# EXERCISE GOAL
Every line in the listing below that holds the word "Yayın" should be returned.

# EXTRACTED MATERIAL
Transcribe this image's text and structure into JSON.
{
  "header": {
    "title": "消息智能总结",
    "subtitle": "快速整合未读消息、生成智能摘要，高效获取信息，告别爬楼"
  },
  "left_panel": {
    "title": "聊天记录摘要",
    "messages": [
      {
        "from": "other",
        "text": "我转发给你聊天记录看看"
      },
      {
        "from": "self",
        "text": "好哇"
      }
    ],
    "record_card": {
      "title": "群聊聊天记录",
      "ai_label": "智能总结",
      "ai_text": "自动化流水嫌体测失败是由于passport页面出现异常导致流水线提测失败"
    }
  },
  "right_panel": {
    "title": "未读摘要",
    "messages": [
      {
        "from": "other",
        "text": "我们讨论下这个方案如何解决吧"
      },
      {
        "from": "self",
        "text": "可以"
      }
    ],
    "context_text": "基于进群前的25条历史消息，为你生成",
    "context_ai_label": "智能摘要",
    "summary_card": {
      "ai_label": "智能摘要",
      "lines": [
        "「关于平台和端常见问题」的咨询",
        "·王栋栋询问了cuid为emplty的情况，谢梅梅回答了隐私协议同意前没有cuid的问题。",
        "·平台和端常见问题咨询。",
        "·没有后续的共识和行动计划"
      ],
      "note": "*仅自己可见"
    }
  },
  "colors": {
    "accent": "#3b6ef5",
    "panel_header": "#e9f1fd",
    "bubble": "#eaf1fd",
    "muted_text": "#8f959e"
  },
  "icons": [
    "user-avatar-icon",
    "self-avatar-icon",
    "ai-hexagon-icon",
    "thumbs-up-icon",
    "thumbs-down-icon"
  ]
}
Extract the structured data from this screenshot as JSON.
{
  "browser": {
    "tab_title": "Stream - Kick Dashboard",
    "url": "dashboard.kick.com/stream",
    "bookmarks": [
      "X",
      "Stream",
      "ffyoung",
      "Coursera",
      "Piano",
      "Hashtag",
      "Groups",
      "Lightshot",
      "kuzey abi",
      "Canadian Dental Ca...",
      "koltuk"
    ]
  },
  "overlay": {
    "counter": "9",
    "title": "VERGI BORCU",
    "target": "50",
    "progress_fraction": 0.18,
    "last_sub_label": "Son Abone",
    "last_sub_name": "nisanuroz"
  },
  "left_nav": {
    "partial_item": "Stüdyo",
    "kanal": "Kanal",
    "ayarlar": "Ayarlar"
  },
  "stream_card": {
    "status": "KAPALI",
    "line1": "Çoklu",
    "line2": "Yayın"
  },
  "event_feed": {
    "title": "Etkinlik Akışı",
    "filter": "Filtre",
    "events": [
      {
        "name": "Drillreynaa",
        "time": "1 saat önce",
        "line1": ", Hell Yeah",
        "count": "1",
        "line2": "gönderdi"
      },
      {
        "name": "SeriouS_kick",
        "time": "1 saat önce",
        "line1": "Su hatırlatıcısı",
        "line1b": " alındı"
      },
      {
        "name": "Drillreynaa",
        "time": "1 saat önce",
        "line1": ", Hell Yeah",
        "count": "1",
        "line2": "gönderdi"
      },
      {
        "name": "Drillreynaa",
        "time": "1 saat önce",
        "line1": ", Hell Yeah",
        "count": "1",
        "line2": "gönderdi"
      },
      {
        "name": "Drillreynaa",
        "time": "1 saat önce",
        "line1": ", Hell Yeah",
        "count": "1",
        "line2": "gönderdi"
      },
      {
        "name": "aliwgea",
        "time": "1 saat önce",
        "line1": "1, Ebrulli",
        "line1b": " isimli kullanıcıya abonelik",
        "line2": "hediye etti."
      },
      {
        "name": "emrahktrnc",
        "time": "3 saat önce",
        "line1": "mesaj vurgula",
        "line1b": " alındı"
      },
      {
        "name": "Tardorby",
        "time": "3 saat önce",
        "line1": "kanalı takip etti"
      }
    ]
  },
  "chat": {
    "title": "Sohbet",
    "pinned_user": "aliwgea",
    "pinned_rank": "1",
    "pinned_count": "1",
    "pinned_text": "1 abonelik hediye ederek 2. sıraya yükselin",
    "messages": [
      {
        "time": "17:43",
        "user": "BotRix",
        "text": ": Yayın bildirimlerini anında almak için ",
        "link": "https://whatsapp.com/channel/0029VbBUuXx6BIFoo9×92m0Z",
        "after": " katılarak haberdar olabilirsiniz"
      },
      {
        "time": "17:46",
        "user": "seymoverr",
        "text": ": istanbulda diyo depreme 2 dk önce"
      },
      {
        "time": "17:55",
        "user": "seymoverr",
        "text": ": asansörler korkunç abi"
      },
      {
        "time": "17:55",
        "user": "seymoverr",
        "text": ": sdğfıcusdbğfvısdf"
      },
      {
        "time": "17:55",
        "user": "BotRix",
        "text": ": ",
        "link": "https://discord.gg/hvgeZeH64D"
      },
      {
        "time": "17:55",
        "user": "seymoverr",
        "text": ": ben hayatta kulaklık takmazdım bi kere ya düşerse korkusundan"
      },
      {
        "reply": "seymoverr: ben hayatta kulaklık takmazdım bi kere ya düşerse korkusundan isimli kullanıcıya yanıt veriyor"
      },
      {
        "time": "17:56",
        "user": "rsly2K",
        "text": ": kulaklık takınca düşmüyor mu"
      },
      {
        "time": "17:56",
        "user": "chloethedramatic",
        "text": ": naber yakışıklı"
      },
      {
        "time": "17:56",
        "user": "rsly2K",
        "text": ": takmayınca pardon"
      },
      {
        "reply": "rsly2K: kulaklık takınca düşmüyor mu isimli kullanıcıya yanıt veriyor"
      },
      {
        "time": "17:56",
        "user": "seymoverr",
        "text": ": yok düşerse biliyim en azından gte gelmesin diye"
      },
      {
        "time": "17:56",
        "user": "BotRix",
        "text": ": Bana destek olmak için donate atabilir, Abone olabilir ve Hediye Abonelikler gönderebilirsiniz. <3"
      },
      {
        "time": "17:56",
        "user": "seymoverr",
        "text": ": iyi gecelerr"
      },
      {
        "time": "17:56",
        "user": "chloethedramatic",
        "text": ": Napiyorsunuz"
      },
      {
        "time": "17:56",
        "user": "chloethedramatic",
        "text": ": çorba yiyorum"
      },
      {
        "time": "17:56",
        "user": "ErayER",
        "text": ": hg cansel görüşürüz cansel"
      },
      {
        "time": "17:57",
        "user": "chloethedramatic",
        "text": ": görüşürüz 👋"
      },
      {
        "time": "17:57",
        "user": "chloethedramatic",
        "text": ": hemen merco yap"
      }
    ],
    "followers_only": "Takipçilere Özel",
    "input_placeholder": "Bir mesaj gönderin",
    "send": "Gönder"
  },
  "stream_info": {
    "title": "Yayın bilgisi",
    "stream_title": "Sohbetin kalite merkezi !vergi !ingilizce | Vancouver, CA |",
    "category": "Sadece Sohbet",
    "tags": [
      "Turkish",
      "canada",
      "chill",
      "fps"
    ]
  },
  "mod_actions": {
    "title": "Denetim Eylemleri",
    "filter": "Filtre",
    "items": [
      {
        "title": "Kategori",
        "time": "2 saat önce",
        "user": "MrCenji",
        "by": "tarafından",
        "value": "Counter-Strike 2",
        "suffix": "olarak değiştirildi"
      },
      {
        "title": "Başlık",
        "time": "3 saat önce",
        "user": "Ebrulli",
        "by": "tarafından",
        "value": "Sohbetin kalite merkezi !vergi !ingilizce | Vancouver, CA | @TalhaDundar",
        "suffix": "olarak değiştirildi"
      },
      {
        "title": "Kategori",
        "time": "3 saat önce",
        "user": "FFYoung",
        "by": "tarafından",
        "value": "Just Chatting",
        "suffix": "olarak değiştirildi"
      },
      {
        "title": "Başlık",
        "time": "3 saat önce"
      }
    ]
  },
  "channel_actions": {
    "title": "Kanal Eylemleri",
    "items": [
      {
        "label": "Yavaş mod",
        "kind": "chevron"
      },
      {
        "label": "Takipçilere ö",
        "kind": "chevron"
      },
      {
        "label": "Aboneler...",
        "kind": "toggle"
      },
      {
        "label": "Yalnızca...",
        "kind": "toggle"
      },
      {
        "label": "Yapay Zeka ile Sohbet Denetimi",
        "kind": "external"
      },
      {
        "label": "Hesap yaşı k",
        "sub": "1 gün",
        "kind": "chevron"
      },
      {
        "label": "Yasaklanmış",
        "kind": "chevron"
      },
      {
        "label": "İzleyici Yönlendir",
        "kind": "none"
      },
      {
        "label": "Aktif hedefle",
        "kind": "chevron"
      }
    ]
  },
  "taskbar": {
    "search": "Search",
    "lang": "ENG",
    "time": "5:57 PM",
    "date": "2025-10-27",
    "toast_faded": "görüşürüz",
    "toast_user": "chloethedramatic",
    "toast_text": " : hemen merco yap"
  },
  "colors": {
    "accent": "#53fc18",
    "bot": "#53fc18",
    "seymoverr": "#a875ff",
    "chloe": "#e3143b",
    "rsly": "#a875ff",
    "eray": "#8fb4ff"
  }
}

# TASK RESULT
    "line2": "Yayın"
        "text": ": Yayın bildirimlerini anında almak için ",
    "title": "Yayın bilgisi",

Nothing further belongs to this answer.